_TASK GOAL_: What are the lines, written out exactly, from the one containing "Transcribe this image's" to the end of the entries below? Include both ends and nothing more.

Start of Block

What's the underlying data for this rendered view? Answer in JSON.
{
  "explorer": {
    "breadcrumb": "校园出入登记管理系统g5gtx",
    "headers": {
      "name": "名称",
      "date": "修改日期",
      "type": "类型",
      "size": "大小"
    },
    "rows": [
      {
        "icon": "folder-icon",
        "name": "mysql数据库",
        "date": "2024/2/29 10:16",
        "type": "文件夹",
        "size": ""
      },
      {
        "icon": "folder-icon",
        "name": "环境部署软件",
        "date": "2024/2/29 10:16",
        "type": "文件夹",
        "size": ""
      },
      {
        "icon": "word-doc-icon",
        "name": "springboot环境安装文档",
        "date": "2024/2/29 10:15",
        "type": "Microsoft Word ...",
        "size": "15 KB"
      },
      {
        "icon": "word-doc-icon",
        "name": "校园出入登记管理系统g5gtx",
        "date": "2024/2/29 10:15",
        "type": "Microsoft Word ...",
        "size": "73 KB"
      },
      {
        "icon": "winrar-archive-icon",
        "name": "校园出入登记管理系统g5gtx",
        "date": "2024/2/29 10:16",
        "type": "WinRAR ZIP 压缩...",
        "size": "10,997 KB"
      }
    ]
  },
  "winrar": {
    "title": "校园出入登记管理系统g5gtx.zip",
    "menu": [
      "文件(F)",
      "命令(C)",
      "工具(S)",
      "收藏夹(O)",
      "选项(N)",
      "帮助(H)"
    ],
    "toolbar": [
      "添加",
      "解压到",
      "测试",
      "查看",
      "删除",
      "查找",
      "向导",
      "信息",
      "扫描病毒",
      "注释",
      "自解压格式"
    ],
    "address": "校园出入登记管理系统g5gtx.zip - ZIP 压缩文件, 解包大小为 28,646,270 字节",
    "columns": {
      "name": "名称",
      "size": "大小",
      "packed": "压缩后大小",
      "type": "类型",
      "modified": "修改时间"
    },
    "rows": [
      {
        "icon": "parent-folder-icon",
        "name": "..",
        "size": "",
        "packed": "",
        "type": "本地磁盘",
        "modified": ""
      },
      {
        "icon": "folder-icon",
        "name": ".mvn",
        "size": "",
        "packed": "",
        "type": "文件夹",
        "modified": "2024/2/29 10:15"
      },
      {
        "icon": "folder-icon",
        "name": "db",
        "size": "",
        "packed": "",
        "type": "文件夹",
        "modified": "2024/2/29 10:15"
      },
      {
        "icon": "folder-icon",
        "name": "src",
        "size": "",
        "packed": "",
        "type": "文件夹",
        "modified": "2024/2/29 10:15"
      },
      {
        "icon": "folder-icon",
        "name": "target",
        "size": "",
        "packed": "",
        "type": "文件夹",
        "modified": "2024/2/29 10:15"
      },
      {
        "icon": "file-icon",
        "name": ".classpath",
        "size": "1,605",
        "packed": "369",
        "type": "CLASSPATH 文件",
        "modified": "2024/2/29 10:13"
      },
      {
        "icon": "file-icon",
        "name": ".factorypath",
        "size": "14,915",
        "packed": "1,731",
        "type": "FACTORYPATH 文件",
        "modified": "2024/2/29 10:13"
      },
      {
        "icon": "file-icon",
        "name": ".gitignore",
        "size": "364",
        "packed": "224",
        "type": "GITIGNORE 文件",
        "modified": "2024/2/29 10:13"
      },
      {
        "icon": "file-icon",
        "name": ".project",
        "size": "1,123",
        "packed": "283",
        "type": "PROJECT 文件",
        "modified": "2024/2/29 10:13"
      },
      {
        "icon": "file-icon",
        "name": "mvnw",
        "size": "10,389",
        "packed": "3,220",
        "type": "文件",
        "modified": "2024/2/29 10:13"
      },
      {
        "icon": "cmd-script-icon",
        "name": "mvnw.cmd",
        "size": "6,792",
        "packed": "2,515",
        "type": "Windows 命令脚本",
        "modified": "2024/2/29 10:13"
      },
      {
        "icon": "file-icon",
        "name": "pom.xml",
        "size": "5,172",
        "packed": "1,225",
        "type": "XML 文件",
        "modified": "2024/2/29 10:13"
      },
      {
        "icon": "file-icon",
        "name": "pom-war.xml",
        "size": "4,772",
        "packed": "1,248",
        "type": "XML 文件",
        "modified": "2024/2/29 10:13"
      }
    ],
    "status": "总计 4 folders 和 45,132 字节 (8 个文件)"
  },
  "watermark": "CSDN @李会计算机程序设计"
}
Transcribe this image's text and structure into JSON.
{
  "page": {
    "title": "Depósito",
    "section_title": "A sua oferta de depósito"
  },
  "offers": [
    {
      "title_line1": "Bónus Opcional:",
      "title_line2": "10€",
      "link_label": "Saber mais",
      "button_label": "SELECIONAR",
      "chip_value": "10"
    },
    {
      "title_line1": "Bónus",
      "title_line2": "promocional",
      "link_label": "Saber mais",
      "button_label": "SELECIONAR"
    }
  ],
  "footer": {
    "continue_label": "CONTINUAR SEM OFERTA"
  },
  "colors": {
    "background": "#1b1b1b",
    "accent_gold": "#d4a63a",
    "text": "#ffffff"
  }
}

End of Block

_FINAL ANSWER_:
Transcribe this image's text and structure into JSON.
{
  "page": {
    "title": "Depósito",
    "section_title": "A sua oferta de depósito"
  },
  "offers": [
    {
      "title_line1": "Bónus Opcional:",
      "title_line2": "10€",
      "link_label": "Saber mais",
      "button_label": "SELECIONAR",
      "chip_value": "10"
    },
    {
      "title_line1": "Bónus",
      "title_line2": "promocional",
      "link_label": "Saber mais",
      "button_label": "SELECIONAR"
    }
  ],
  "footer": {
    "continue_label": "CONTINUAR SEM OFERTA"
  },
  "colors": {
    "background": "#1b1b1b",
    "accent_gold": "#d4a63a",
    "text": "#ffffff"
  }
}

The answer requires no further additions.